Task directions. Lines from the listing that hold the string "left" are what you should return.
***** Records supplied *****
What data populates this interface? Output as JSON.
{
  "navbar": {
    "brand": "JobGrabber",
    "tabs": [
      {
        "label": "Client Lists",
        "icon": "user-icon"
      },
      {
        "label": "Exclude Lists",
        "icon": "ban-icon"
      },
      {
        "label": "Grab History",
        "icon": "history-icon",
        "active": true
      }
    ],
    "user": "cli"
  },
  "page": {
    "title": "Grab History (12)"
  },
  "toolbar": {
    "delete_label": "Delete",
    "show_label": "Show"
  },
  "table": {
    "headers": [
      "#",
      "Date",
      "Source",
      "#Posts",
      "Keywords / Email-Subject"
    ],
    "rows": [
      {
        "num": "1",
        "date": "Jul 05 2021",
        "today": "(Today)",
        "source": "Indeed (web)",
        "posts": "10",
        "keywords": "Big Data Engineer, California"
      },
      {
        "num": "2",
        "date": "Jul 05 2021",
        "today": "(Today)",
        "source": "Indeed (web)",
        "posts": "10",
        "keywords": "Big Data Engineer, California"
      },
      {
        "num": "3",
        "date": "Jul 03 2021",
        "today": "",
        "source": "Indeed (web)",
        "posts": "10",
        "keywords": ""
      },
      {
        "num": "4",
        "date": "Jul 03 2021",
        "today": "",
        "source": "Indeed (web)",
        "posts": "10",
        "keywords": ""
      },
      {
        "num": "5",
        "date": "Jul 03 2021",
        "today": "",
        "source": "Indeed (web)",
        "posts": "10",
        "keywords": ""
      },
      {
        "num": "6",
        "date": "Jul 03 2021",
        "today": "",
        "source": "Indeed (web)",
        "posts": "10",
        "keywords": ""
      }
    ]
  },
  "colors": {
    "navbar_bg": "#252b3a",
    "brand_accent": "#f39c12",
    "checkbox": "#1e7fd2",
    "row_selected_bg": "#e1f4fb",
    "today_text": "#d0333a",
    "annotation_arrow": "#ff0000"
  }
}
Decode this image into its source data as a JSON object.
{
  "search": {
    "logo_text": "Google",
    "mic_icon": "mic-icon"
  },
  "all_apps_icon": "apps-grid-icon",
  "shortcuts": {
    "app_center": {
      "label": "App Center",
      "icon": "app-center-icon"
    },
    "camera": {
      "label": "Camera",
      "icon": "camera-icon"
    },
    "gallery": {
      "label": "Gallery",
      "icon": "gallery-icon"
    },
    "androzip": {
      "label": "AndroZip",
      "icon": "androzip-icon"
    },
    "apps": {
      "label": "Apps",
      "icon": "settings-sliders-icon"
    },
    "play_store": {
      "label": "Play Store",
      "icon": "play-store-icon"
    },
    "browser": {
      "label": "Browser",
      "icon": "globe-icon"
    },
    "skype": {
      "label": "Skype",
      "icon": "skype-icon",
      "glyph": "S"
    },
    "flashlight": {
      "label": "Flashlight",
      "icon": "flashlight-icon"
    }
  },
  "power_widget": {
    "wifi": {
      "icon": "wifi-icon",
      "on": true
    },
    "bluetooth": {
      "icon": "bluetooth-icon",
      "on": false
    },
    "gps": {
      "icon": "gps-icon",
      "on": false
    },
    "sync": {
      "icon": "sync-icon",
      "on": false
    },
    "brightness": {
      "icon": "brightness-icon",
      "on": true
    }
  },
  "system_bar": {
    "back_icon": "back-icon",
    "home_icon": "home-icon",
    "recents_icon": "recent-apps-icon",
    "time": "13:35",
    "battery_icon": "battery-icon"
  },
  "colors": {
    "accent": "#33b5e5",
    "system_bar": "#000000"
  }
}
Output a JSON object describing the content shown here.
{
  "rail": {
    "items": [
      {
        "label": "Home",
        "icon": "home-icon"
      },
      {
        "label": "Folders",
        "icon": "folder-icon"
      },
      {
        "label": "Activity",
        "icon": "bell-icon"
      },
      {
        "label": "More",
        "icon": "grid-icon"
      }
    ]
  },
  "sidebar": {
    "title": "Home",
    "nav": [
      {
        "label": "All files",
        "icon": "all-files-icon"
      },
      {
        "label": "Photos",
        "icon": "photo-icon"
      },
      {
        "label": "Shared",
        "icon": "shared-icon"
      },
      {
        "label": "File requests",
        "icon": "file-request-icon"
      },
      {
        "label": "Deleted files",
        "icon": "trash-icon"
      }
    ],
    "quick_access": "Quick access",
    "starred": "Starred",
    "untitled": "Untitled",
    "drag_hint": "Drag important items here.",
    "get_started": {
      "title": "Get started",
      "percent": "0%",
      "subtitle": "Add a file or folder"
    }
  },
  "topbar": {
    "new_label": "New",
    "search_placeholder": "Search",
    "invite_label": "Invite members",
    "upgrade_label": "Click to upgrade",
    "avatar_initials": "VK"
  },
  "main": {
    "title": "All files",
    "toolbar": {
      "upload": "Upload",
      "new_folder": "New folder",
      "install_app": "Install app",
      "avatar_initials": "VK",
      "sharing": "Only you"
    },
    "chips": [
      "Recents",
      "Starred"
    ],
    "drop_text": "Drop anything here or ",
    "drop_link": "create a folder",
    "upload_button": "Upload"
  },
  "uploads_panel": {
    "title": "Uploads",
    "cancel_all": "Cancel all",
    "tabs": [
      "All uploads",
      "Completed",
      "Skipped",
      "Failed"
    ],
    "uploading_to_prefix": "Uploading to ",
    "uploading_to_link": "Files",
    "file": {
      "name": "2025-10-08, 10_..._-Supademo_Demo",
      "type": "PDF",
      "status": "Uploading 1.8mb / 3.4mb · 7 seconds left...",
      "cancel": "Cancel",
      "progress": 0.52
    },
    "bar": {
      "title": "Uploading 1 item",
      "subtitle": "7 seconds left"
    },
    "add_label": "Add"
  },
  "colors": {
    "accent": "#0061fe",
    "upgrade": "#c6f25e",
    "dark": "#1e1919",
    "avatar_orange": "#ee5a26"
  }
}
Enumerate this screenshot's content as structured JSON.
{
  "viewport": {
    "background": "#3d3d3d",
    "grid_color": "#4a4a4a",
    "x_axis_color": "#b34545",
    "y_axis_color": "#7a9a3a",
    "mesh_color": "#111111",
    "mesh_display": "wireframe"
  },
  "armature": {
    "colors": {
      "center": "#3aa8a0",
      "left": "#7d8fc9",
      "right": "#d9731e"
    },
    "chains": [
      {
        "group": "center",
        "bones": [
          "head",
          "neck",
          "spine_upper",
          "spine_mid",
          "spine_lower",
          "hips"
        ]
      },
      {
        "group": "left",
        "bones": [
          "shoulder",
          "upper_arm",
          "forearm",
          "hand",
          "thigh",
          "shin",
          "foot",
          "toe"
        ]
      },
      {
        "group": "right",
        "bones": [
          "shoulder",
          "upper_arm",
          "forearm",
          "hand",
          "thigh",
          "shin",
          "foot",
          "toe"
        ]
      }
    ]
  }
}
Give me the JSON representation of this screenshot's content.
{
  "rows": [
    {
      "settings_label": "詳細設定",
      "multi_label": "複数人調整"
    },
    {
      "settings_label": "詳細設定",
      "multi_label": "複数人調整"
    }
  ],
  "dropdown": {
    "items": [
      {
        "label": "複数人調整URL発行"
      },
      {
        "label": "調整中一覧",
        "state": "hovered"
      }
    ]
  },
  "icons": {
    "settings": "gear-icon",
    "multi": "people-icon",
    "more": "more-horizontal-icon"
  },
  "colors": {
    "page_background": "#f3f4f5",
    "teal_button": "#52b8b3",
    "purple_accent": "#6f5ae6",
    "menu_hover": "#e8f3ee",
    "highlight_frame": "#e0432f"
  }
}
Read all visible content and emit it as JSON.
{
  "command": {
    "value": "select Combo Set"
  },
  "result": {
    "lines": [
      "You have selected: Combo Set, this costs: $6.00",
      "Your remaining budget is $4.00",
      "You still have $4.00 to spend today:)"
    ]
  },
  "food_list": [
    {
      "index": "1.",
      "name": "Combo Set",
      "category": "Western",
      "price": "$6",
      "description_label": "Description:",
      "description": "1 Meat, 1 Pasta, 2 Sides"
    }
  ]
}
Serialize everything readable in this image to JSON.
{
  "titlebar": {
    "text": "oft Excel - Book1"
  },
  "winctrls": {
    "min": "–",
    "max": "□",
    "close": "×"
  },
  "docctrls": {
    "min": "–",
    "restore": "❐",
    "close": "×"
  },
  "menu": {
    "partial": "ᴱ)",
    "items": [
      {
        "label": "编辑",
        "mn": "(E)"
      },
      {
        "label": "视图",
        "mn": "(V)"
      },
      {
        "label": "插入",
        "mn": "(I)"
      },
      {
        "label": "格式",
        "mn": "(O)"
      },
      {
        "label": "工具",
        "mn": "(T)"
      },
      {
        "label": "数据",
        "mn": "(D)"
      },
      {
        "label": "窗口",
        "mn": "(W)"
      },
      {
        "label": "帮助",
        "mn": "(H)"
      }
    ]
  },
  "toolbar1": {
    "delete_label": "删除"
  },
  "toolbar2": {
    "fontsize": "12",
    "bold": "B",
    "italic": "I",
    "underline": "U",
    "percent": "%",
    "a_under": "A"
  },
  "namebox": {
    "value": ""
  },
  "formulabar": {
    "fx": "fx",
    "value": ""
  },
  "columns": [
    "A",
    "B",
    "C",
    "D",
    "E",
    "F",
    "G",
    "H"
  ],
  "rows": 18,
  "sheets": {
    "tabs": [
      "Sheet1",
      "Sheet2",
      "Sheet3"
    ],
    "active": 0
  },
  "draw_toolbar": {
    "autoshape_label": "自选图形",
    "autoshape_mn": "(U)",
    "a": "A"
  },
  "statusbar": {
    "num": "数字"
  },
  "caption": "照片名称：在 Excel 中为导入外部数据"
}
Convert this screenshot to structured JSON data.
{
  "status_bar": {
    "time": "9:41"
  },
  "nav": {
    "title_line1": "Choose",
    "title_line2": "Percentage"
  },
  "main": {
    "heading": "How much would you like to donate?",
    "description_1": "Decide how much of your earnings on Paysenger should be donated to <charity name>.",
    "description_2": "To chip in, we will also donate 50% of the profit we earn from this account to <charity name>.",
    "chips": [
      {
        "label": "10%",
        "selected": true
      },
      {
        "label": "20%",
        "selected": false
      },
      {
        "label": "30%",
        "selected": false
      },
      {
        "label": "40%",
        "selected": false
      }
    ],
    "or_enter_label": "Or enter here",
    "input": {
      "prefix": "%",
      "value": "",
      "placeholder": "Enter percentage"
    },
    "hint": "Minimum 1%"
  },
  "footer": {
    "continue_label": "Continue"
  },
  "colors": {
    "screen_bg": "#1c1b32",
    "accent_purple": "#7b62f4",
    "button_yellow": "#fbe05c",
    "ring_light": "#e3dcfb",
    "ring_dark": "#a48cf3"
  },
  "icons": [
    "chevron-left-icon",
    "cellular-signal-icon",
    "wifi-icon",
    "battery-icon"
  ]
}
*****
Finished task.
      "status": "Uploading 1.8mb / 3.4mb · 7 seconds left...",
      "subtitle": "7 seconds left"
      "left": "#7d8fc9",
        "group": "left",
    "chevron-left-icon",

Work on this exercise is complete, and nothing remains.